::: Data for the task :::

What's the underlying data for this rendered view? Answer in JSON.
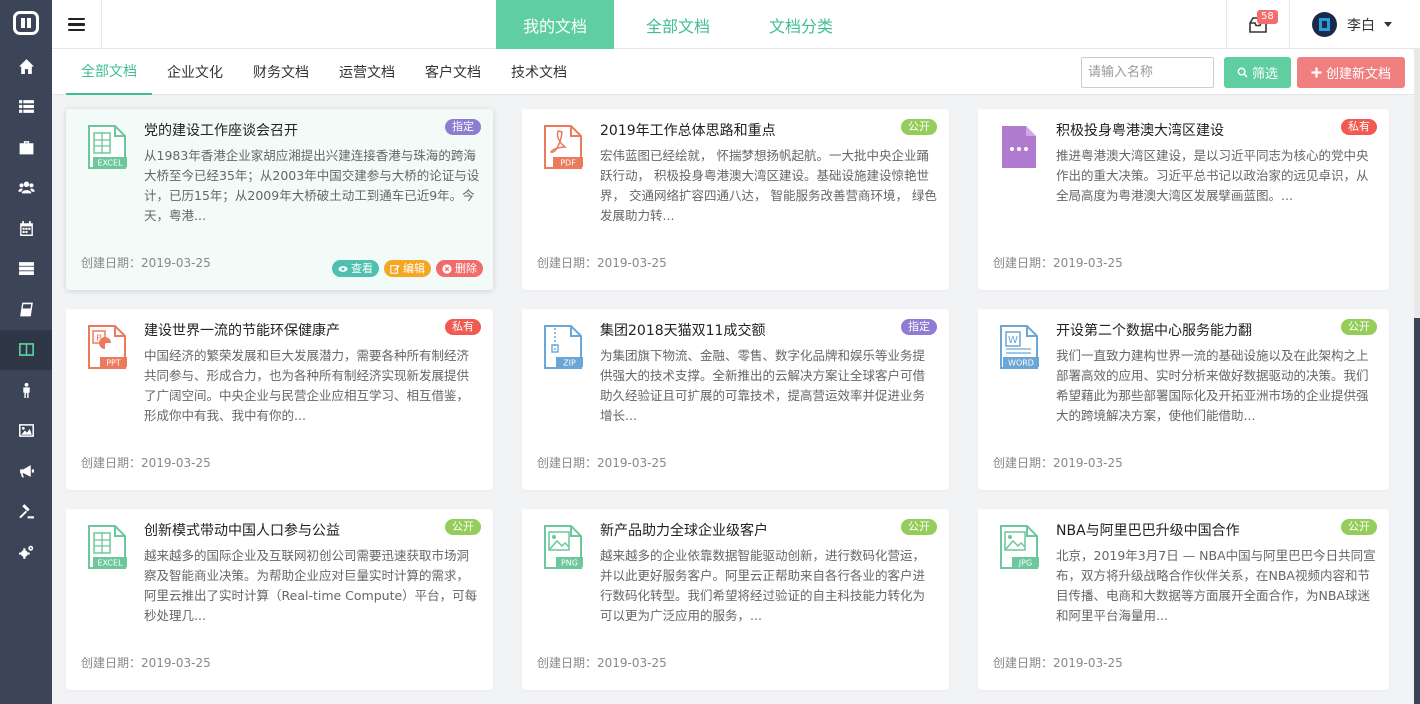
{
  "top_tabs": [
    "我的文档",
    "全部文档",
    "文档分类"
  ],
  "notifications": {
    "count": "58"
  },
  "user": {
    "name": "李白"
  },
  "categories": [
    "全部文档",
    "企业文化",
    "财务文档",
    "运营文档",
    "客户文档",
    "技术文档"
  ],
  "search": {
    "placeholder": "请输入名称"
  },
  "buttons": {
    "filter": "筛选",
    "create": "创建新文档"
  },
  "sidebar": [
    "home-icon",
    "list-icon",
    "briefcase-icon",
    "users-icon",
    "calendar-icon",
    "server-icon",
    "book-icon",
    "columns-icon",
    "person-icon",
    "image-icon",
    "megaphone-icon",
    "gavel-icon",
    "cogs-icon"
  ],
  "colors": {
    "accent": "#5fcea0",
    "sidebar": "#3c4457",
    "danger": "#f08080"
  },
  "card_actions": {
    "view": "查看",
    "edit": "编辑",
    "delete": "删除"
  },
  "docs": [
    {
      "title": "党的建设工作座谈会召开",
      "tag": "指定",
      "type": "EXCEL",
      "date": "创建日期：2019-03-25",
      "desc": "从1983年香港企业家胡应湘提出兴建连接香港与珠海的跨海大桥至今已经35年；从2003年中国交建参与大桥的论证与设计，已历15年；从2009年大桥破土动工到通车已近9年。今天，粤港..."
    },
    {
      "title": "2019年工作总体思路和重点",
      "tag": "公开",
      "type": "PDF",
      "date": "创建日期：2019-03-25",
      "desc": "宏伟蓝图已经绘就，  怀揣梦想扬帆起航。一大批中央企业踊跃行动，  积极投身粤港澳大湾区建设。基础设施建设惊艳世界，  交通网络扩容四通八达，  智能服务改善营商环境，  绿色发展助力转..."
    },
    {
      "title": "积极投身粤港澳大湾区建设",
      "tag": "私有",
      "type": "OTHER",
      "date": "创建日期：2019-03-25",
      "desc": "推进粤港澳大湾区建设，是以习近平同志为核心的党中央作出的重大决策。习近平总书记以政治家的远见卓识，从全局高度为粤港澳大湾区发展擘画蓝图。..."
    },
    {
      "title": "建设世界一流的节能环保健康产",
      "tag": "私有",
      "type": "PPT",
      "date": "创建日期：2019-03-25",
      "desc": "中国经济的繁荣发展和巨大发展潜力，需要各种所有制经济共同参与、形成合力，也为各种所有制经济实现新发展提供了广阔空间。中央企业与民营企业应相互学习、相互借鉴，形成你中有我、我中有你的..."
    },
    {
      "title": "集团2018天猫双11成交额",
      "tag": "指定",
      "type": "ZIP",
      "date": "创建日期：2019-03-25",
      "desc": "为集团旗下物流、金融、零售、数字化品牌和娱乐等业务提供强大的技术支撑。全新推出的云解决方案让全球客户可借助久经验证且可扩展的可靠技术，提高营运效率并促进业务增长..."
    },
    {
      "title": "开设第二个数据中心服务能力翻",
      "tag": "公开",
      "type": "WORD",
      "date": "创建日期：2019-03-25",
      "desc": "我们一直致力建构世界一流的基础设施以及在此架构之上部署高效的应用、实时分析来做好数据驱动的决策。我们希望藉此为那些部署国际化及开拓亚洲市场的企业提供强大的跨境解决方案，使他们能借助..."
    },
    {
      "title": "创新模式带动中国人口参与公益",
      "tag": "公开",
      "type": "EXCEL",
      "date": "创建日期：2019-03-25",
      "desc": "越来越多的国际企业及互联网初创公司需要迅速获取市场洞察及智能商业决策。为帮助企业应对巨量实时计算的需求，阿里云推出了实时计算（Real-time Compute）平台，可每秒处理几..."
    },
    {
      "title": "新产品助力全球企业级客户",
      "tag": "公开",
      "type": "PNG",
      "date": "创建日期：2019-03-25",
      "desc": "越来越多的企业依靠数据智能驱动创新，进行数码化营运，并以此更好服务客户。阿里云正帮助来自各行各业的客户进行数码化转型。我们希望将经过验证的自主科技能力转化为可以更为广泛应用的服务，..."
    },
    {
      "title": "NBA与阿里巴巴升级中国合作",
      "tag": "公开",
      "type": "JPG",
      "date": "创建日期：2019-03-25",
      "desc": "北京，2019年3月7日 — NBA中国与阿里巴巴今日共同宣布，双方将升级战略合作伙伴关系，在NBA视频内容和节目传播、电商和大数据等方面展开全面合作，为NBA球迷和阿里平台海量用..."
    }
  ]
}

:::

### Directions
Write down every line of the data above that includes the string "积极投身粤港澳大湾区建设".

### Written solution
      "desc": "宏伟蓝图已经绘就，  怀揣梦想扬帆起航。一大批中央企业踊跃行动，  积极投身粤港澳大湾区建设。基础设施建设惊艳世界，  交通网络扩容四通八达，  智能服务改善营商环境，  绿色发展助力转..."
      "title": "积极投身粤港澳大湾区建设",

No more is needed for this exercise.